Kathy Fried­man

  • Review
By – July 5, 2022

Kathy Friedman’s All the Shin­ing Peo­ple is a raw, mov­ing col­lec­tion of sto­ries sure to keep read­ers engaged. The twelve sto­ries revolve loose­ly around Toronto’s Thorn­hill neigh­bor­hood, home to many Jew­ish South African emi­grants. Although these fam­i­lies left South Africa behind — many dur­ing the wan­ing days of Apartheid — their pasts are irrev­o­ca­bly con­nect­ed to the present. The sto­ries in All the Shin­ing Peo­ple show­case the com­plex ways in which trau­ma cross­es bor­ders and gen­er­a­tions, inter­twin­ing itself into dai­ly life. The set­tings of the sto­ries vary wide­ly: from down­town Toronto’s grunge par­ty scene, where a young mis­fit looks for a sense of belong­ing; a hip­pie encamp­ment in Tulum, Mex­i­co, where a trans man real­izes he deserves uncon­di­tion­al love; to the roof of a funer­al home, where a dead man’s soul remains on Earth to face his life’s short­com­ings.

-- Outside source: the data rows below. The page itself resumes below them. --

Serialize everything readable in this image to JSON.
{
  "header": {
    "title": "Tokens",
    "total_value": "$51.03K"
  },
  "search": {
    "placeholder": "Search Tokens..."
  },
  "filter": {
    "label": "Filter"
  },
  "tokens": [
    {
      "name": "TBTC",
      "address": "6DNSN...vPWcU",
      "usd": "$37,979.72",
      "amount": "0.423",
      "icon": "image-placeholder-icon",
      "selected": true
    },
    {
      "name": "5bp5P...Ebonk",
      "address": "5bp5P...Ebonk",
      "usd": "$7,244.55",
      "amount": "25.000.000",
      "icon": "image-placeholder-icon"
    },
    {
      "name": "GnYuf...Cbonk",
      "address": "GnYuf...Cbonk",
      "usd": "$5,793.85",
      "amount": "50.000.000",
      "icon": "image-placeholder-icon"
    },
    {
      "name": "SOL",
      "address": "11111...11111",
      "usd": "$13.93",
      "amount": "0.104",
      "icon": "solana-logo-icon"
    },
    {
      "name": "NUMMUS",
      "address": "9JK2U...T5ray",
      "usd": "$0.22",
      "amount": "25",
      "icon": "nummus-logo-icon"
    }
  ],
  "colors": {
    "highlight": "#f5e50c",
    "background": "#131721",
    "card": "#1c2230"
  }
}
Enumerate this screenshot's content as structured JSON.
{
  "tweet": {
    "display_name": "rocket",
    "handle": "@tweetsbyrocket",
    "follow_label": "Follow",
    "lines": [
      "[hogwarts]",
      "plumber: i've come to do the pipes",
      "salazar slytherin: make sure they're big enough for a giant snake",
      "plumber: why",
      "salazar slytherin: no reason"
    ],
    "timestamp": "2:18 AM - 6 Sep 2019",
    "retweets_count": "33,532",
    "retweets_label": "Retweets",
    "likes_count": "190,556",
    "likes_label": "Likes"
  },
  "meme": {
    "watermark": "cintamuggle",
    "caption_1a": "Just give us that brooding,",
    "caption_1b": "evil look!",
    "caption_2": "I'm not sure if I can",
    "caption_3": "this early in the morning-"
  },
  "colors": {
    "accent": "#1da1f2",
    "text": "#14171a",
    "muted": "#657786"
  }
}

Each of the per­son­al bat­tles waged by the char­ac­ters is dif­fer­ent, but togeth­er they hint at the uni­ver­sal nature of the human expe­ri­ence, which is pre­sent­ed as both painful and joyful.

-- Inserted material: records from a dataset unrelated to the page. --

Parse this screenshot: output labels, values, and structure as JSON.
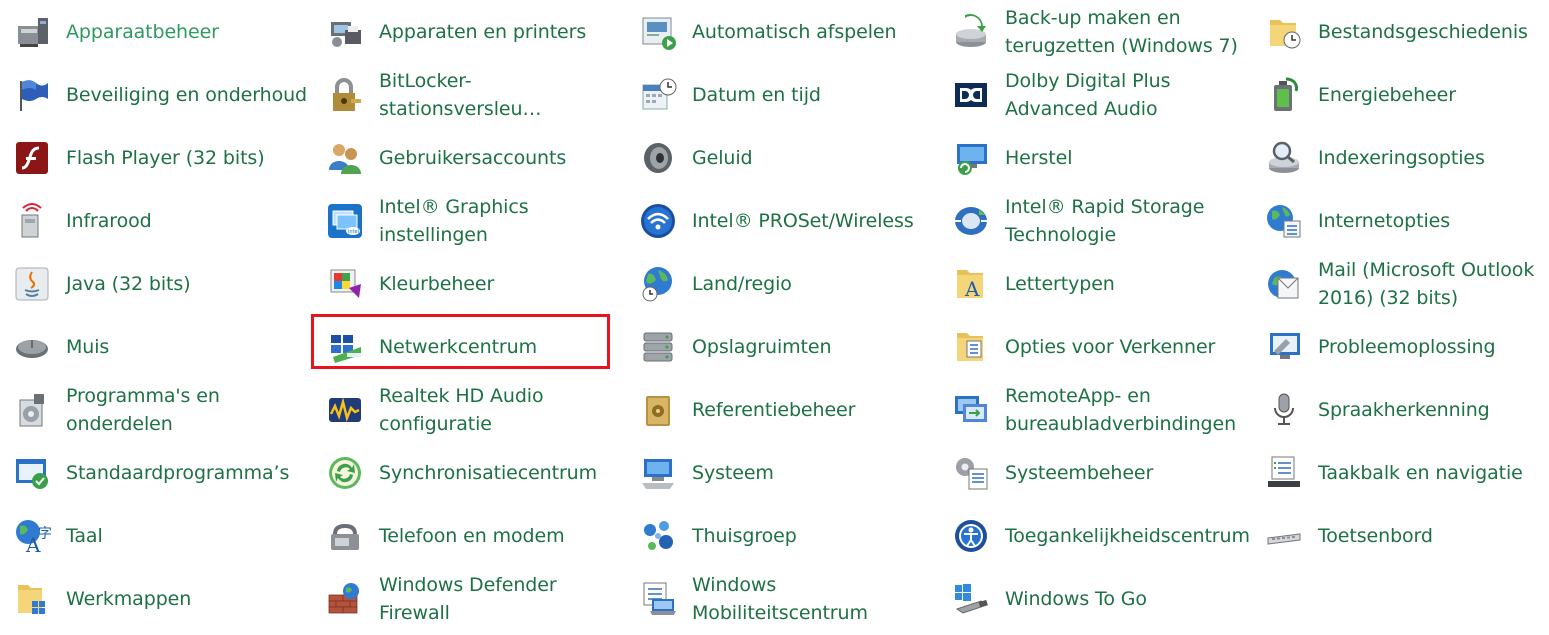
{
  "highlight_color": "#e8131c",
  "link_color": "#1e7145",
  "items": [
    {
      "label": "Apparaatbeheer",
      "icon": "device-manager-icon"
    },
    {
      "label": "Apparaten en printers",
      "icon": "devices-printers-icon"
    },
    {
      "label": "Automatisch afspelen",
      "icon": "autoplay-icon"
    },
    {
      "label": "Back-up maken en\nterugzetten (Windows 7)",
      "icon": "backup-restore-icon"
    },
    {
      "label": "Bestandsgeschiedenis",
      "icon": "file-history-icon"
    },
    {
      "label": "Beveiliging en onderhoud",
      "icon": "security-flag-icon"
    },
    {
      "label": "BitLocker-stationsversleu…",
      "icon": "bitlocker-icon"
    },
    {
      "label": "Datum en tijd",
      "icon": "date-time-icon"
    },
    {
      "label": "Dolby Digital Plus\nAdvanced Audio",
      "icon": "dolby-icon"
    },
    {
      "label": "Energiebeheer",
      "icon": "power-options-icon"
    },
    {
      "label": "Flash Player (32 bits)",
      "icon": "flash-player-icon"
    },
    {
      "label": "Gebruikersaccounts",
      "icon": "user-accounts-icon"
    },
    {
      "label": "Geluid",
      "icon": "sound-icon"
    },
    {
      "label": "Herstel",
      "icon": "recovery-icon"
    },
    {
      "label": "Indexeringsopties",
      "icon": "indexing-icon"
    },
    {
      "label": "Infrarood",
      "icon": "infrared-icon"
    },
    {
      "label": "Intel® Graphics\ninstellingen",
      "icon": "intel-graphics-icon"
    },
    {
      "label": "Intel® PROSet/Wireless",
      "icon": "intel-wireless-icon"
    },
    {
      "label": "Intel® Rapid Storage\nTechnologie",
      "icon": "intel-rapid-storage-icon"
    },
    {
      "label": "Internetopties",
      "icon": "internet-options-icon"
    },
    {
      "label": "Java (32 bits)",
      "icon": "java-icon"
    },
    {
      "label": "Kleurbeheer",
      "icon": "color-management-icon"
    },
    {
      "label": "Land/regio",
      "icon": "region-icon"
    },
    {
      "label": "Lettertypen",
      "icon": "fonts-icon"
    },
    {
      "label": "Mail (Microsoft Outlook\n2016) (32 bits)",
      "icon": "mail-icon"
    },
    {
      "label": "Muis",
      "icon": "mouse-icon"
    },
    {
      "label": "Netwerkcentrum",
      "icon": "network-center-icon"
    },
    {
      "label": "Opslagruimten",
      "icon": "storage-spaces-icon"
    },
    {
      "label": "Opties voor Verkenner",
      "icon": "explorer-options-icon"
    },
    {
      "label": "Probleemoplossing",
      "icon": "troubleshooting-icon"
    },
    {
      "label": "Programma's en\nonderdelen",
      "icon": "programs-features-icon"
    },
    {
      "label": "Realtek HD Audio\nconfiguratie",
      "icon": "realtek-audio-icon"
    },
    {
      "label": "Referentiebeheer",
      "icon": "credential-manager-icon"
    },
    {
      "label": "RemoteApp- en\nbureaubladverbindingen",
      "icon": "remoteapp-icon"
    },
    {
      "label": "Spraakherkenning",
      "icon": "microphone-icon"
    },
    {
      "label": "Standaardprogramma’s",
      "icon": "default-programs-icon"
    },
    {
      "label": "Synchronisatiecentrum",
      "icon": "sync-center-icon"
    },
    {
      "label": "Systeem",
      "icon": "system-icon"
    },
    {
      "label": "Systeembeheer",
      "icon": "admin-tools-icon"
    },
    {
      "label": "Taakbalk en navigatie",
      "icon": "taskbar-icon"
    },
    {
      "label": "Taal",
      "icon": "language-icon"
    },
    {
      "label": "Telefoon en modem",
      "icon": "phone-modem-icon"
    },
    {
      "label": "Thuisgroep",
      "icon": "homegroup-icon"
    },
    {
      "label": "Toegankelijkheidscentrum",
      "icon": "ease-of-access-icon"
    },
    {
      "label": "Toetsenbord",
      "icon": "keyboard-icon"
    },
    {
      "label": "Werkmappen",
      "icon": "work-folders-icon"
    },
    {
      "label": "Windows Defender\nFirewall",
      "icon": "firewall-icon"
    },
    {
      "label": "Windows\nMobiliteitscentrum",
      "icon": "mobility-center-icon"
    },
    {
      "label": "Windows To Go",
      "icon": "windows-to-go-icon"
    }
  ]
}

All the Shin­ing Peo­ples for­mat might remind read­ers of canon­i­cal short sto­ry col­lec­tions, such as James Joyce’s Dublin­ers or Sher­wood Anderson’s Wines­burg, Ohio; each sto­ry plunges the read­er into the con­scious­ness of a dif­fer­ent char­ac­ter, but tak­en togeth­er the col­lec­tion shows the nuanced ways in which these char­ac­ters are con­nect­ed. Unlike its lit­er­ary pre­de­ces­sors, how­ev­er, All the Shin­ing Peo­ple fea­tures a diverse set of char­ac­ters, includ­ing char­ac­ters who are queer and strug­gling with their men­tal health, whose com­plex­i­ty makes them come alive on the page.

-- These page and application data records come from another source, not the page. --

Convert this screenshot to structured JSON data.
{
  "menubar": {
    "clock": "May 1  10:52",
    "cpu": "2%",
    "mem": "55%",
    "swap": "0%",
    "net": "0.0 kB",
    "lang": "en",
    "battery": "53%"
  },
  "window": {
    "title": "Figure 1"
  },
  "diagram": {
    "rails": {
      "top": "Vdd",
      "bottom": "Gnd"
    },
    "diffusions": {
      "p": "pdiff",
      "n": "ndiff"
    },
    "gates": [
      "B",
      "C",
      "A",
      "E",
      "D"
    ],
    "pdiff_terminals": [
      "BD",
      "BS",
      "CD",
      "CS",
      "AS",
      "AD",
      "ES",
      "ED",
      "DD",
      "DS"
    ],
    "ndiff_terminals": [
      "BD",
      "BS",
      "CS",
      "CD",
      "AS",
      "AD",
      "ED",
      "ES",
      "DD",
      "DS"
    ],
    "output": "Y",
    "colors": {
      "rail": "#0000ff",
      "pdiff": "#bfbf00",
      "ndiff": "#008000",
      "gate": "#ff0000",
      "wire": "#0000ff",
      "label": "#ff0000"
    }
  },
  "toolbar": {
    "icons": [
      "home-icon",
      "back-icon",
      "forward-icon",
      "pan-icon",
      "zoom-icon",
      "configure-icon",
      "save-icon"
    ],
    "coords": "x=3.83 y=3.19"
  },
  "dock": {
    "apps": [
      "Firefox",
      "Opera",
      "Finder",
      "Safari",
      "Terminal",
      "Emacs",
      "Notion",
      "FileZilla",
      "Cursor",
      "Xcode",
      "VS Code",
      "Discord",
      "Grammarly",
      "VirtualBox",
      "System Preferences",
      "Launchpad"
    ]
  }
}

One of the most inter­est­ing aspects of All the Shin­ing Peo­ple is the ambi­gu­i­ty that per­me­ates each tale. Tidy hap­py end­ings are rare with­in the col­lec­tion. Iron­i­cal­ly, this is part of what makes Friedman’s writ­ing so cathar­tic; when the char­ac­ters stop striv­ing for per­fec­tion they often find room for con­tent­ment. For instance, the sto­ry Loose End” is told from the per­spec­tive of Stephanie, an unhap­py young woman who is attend­ing a protest as her brother’s chap­er­one. Look­ing up at Quebec’s tall build­ings she thinks: Up there, all you’d have seen was cama­raderie — joy­ful, his­to­ry-mak­ing. You wouldn’t feel how much it hurt, being ignored, locked out, shunt­ed to the wrong side of the fence.” Accept­ing her fate as one of the crowd, Stephanie embraces her role as a pro­test­er, mov­ing ahead into what read­ers can hope is a more peace­ful future. That accep­tance is what makes All the Shin­ing Peo­ple such a mov­ing col­lec­tion, espe­cial­ly in our his­tor­i­cal moment when there is so much pain in the world. Like Stephanie, we can nei­ther ignore it nor fix it all, but must forge a path through the messy, com­plex world in which we live.

Discussion Questions